◆ TASK INSTRUCTIONS:
Copy all lines below exactly as written. Leave pictures out.

Start of RECORDS SHOWN

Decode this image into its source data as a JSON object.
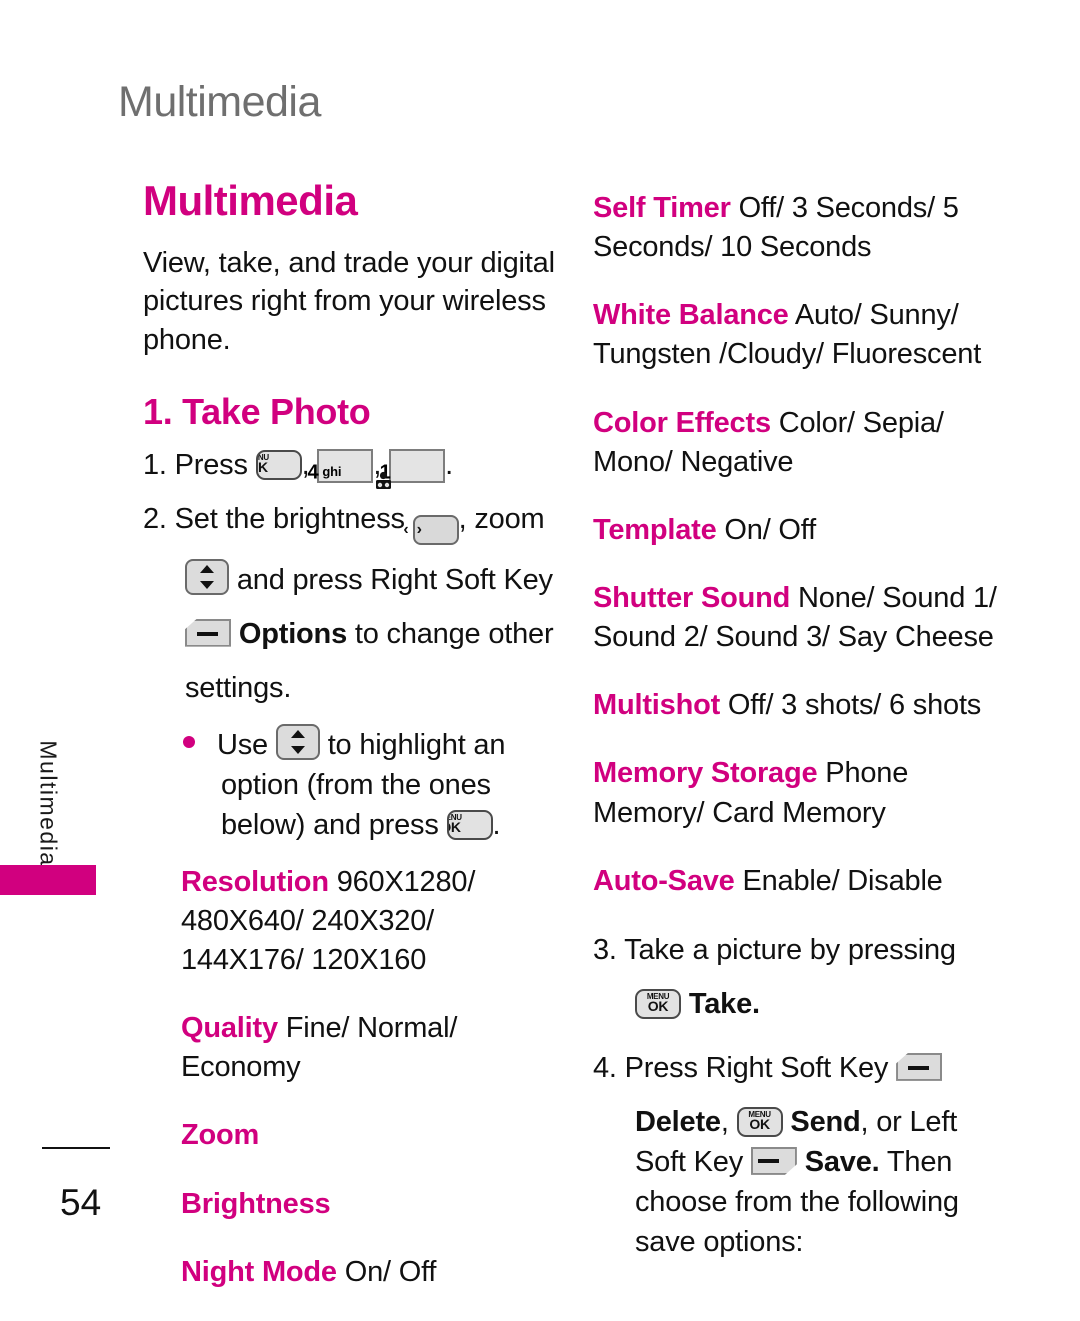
{
  "running_head": "Multimedia",
  "thumb_tab": {
    "label": "Multimedia"
  },
  "footer": {
    "page_number": "54"
  },
  "left_column": {
    "section_title": "Multimedia",
    "intro": "View, take, and trade your digital pictures right from your wireless phone.",
    "subsection_title": "1. Take Photo",
    "step1": {
      "number": "1.",
      "text_before": "Press",
      "key1": {
        "top": "MENU",
        "bottom": "OK"
      },
      "sep1": ",",
      "key2": {
        "digit": "4",
        "letters": "ghi"
      },
      "sep2": ",",
      "key3": {
        "digit": "1",
        "icon": "voicemail-icon"
      },
      "end": "."
    },
    "step2": {
      "number": "2.",
      "part1": "Set the brightness",
      "key_leftright": "left-right-nav-key",
      "part2": ", zoom",
      "key_updown": "up-down-nav-key",
      "part3": "and press Right Soft Key",
      "key_rightsoft": "right-soft-key",
      "part4_bold": "Options",
      "part5": "to change other",
      "part6": "settings."
    },
    "bullet1": {
      "part1": "Use",
      "key_updown": "up-down-nav-key",
      "part2": "to highlight an option (from the ones below) and press",
      "key_menuok": {
        "top": "MENU",
        "bottom": "OK"
      },
      "end": "."
    },
    "options": [
      {
        "label": "Resolution",
        "value": "960X1280/ 480X640/ 240X320/ 144X176/ 120X160"
      },
      {
        "label": "Quality",
        "value": "Fine/ Normal/ Economy"
      },
      {
        "label": "Zoom",
        "value": ""
      },
      {
        "label": "Brightness",
        "value": ""
      },
      {
        "label": "Night Mode",
        "value": "On/ Off"
      }
    ]
  },
  "right_column": {
    "options": [
      {
        "label": "Self Timer",
        "value": "Off/ 3 Seconds/ 5 Seconds/ 10 Seconds"
      },
      {
        "label": "White Balance",
        "value": "Auto/ Sunny/ Tungsten /Cloudy/ Fluorescent"
      },
      {
        "label": "Color Effects",
        "value": "Color/ Sepia/ Mono/ Negative"
      },
      {
        "label": "Template",
        "value": "On/ Off"
      },
      {
        "label": "Shutter Sound",
        "value": "None/ Sound 1/ Sound 2/ Sound 3/ Say Cheese"
      },
      {
        "label": "Multishot",
        "value": "Off/ 3 shots/ 6 shots"
      },
      {
        "label": "Memory Storage",
        "value": "Phone Memory/ Card Memory"
      },
      {
        "label": "Auto-Save",
        "value": "Enable/ Disable"
      }
    ],
    "step3": {
      "number": "3.",
      "part1": "Take a picture by pressing",
      "key_menuok": {
        "top": "MENU",
        "bottom": "OK"
      },
      "part2_bold": "Take."
    },
    "step4": {
      "number": "4.",
      "part1": "Press Right Soft Key",
      "key_rightsoft": "right-soft-key",
      "part2_bold": "Delete",
      "part3": ",",
      "key_menuok": {
        "top": "MENU",
        "bottom": "OK"
      },
      "part4_bold": "Send",
      "part5": ", or Left Soft Key",
      "key_leftsoft": "left-soft-key",
      "part6_bold": "Save.",
      "part7": "Then choose from the following save options:"
    }
  },
  "colors": {
    "accent_magenta": "#d1007f",
    "running_head_gray": "#6f6f6f",
    "body_black": "#111111"
  }
}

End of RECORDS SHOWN

◆ TASK OUTPUT:
Decode this image into its source data as a JSON object.
{
  "running_head": "Multimedia",
  "thumb_tab": {
    "label": "Multimedia"
  },
  "footer": {
    "page_number": "54"
  },
  "left_column": {
    "section_title": "Multimedia",
    "intro": "View, take, and trade your digital pictures right from your wireless phone.",
    "subsection_title": "1. Take Photo",
    "step1": {
      "number": "1.",
      "text_before": "Press",
      "key1": {
        "top": "MENU",
        "bottom": "OK"
      },
      "sep1": ",",
      "key2": {
        "digit": "4",
        "letters": "ghi"
      },
      "sep2": ",",
      "key3": {
        "digit": "1",
        "icon": "voicemail-icon"
      },
      "end": "."
    },
    "step2": {
      "number": "2.",
      "part1": "Set the brightness",
      "key_leftright": "left-right-nav-key",
      "part2": ", zoom",
      "key_updown": "up-down-nav-key",
      "part3": "and press Right Soft Key",
      "key_rightsoft": "right-soft-key",
      "part4_bold": "Options",
      "part5": "to change other",
      "part6": "settings."
    },
    "bullet1": {
      "part1": "Use",
      "key_updown": "up-down-nav-key",
      "part2": "to highlight an option (from the ones below) and press",
      "key_menuok": {
        "top": "MENU",
        "bottom": "OK"
      },
      "end": "."
    },
    "options": [
      {
        "label": "Resolution",
        "value": "960X1280/ 480X640/ 240X320/ 144X176/ 120X160"
      },
      {
        "label": "Quality",
        "value": "Fine/ Normal/ Economy"
      },
      {
        "label": "Zoom",
        "value": ""
      },
      {
        "label": "Brightness",
        "value": ""
      },
      {
        "label": "Night Mode",
        "value": "On/ Off"
      }
    ]
  },
  "right_column": {
    "options": [
      {
        "label": "Self Timer",
        "value": "Off/ 3 Seconds/ 5 Seconds/ 10 Seconds"
      },
      {
        "label": "White Balance",
        "value": "Auto/ Sunny/ Tungsten /Cloudy/ Fluorescent"
      },
      {
        "label": "Color Effects",
        "value": "Color/ Sepia/ Mono/ Negative"
      },
      {
        "label": "Template",
        "value": "On/ Off"
      },
      {
        "label": "Shutter Sound",
        "value": "None/ Sound 1/ Sound 2/ Sound 3/ Say Cheese"
      },
      {
        "label": "Multishot",
        "value": "Off/ 3 shots/ 6 shots"
      },
      {
        "label": "Memory Storage",
        "value": "Phone Memory/ Card Memory"
      },
      {
        "label": "Auto-Save",
        "value": "Enable/ Disable"
      }
    ],
    "step3": {
      "number": "3.",
      "part1": "Take a picture by pressing",
      "key_menuok": {
        "top": "MENU",
        "bottom": "OK"
      },
      "part2_bold": "Take."
    },
    "step4": {
      "number": "4.",
      "part1": "Press Right Soft Key",
      "key_rightsoft": "right-soft-key",
      "part2_bold": "Delete",
      "part3": ",",
      "key_menuok": {
        "top": "MENU",
        "bottom": "OK"
      },
      "part4_bold": "Send",
      "part5": ", or Left Soft Key",
      "key_leftsoft": "left-soft-key",
      "part6_bold": "Save.",
      "part7": "Then choose from the following save options:"
    }
  },
  "colors": {
    "accent_magenta": "#d1007f",
    "running_head_gray": "#6f6f6f",
    "body_black": "#111111"
  }
}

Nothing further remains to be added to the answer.